RING IN GUDI PADWA WITH FOOD GALORE
Gudi Padwa, primarily celebrated in Maharashtra, marks the beginning of the harvest season and the start of a New Year. Falling on April 2 this time, people mark the day with rangolis, hoisting of the Gudi (flag), and of course, an elaborate menu of dishes and sweets. An important festival of the Maharashtrains, it also signifies the victory of Lord Rama over Ravana and his subsequent coronation after his 14 years of exile. Gudi Padwa is also considered to be the day that the universe was created.
This day is marked with the cleaning of the houses to get rid of the old and start afresh. A Gudi means emblem or the flag of Lord Brahma and is hung on the door as a sign to ward off evil, invite prosperity and good luck into the house. As the entire day is thought to be auspicious, Maharashtrians also buy clothes, gold and in some cases, even new vehicles.
There are a number of food items that are made to celebrate this festival. However, we look at the most traditional and common food items eaten on this day.
Similar to rabri, basundi is made with milk, mawa, dry fruits, elaichi and kesar. The milk is boiled and thickened till it gets a pinkish hue. It is a simple but time-intensive mithai that makes for a memorable feast.
Sabudana vada is a crispy snack made with tapioca pearls, peanuts and mashed potatoes. Not just in Maharashtra, but these pillowy balls are also a favourite among people fasting during Navratri in North India.
White coconut ladoos are tasty and delicious bite-sized pops, a traditional dessert on Gudi Padwa. These are made with condensed milk, sugar and grated coconut.
A crispy dish that is available all around the year, but is in even greater demand during the festive seasons. Kothimbir vadi, made of besan (gram flour), coriander leaves and spices, acts as a perfect evening snack. The paste is steamed, cut into squares, and then deep fried. The dish is known to absorb less oil.
Usal or misal
Think Maharashtra, think misal pav! A fan favourite, misal is a Maharashtrian dish made of sprouts or dry green peas (vatana), eaten with pav, farsan, raw onions and a squeeze of lime. A nutritious and wholesome meal, it is usually had for breakfast or lunch.

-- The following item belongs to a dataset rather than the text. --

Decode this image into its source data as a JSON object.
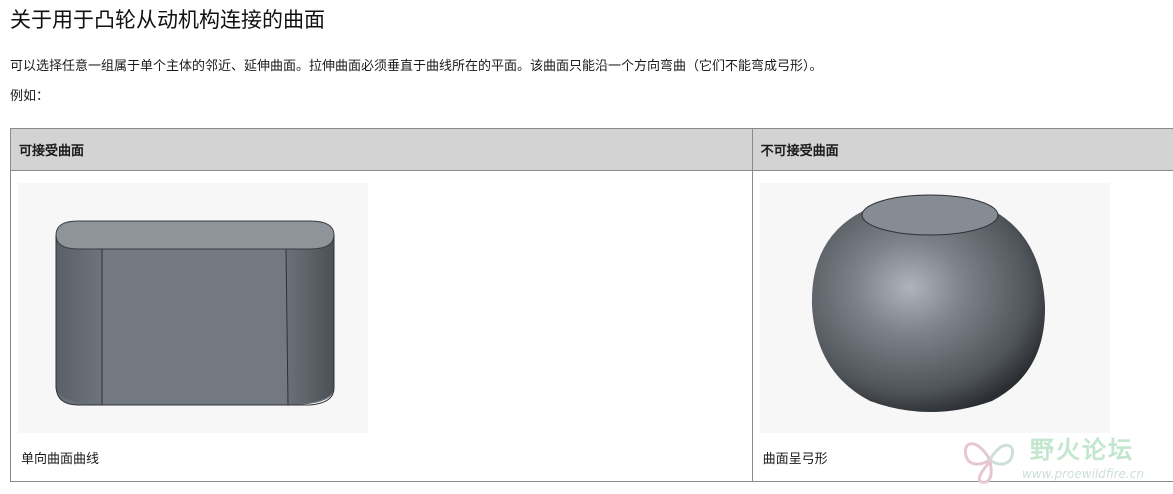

Made of basmati rice flour and mawa, modaks are quintessential Maharashtrian sweets, prepared on most of the festivals in the state. Stuffed with fresh coconuts, jaggery, dry fruits and elaichi, these sweet dumplings are steamed for 10 minutes, and can be served both hot and cold.
Aamras is a popular dessert in Maharashtra and Gujarat. Traditionally, this mango juice or ras is made without a blender or mixer grinder. Aamras holds special importance during Gudi Padwa, as it is made with the first mangoes of the season. Pair it with puris for an authentic experience.
A labour of love, gulab jamuns are made primarily with mawa and a bit of wheat flour (maida), moulded into soft dough balls. These are then fried to golden brown and dunked into a sugar syrup, to transport you to a gastronomic paradise.
Made of colocasia leaves and spicy yet sour besan paste (gram flour), patra in Gujarati and alu vadi in Marathi, is a popular side dish. Steamed till soft and pliable, the preparation of this food item takes a lot of practice. It is garnished with til and coconuts, and can be eaten at all times.
A 14th century Telugu script mentioning the recipe of this sweet dish shows how old it really is. In fact, a simple mention of puran poli can bring back memories of breaking the flatbread, pouring a generous amount of ghee, devouring the dish and licking every inch of the plate. It is made of chana dal, mixed with besan and jaggery, and is cooked in lots of ghee.
Simplicity meets taste in this Indian delicacy made with hung yogurt, which is sweetened with sugar, elaichi (cardamom), and saffron. You can also customise it in different flavours like mangoes and strawberries. Shrikhand is typically eaten with hot crispy puris.
Apart from the items on the plate, some other Gudi Padwa delicacies include moong dal vada, potato vada, masala bhaat, bhakarwadi, kaddu limbu chutney, and mixed pulses vegetable.
(Inputs by Satyajit Kotwal, general manager, The Resort, Mumbai, and home chef Shraddha Chandrashekar Dhuru)
Venue credit: The Resort, Mumbai
Photo: Vijay Bate